Problem details » Filter the data for lines with the word "страницы" and copy those lines.

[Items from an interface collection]
━━━━━━━━━━━━━━━━━━━━━━━━━━━━━━
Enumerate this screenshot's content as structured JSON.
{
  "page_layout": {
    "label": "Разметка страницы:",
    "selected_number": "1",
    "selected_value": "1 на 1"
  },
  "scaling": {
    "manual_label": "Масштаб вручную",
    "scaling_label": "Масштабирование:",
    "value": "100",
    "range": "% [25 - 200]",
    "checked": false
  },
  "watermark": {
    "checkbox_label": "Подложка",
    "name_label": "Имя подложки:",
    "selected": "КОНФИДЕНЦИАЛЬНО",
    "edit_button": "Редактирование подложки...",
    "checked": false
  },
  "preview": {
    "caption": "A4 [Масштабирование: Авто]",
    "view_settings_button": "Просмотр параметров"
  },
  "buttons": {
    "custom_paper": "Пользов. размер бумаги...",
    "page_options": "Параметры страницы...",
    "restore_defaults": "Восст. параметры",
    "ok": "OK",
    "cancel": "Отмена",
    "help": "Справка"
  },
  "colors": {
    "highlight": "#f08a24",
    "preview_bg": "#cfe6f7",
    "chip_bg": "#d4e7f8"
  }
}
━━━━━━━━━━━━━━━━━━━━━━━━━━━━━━
Answer »
    "label": "Разметка страницы:",
    "page_options": "Параметры страницы...",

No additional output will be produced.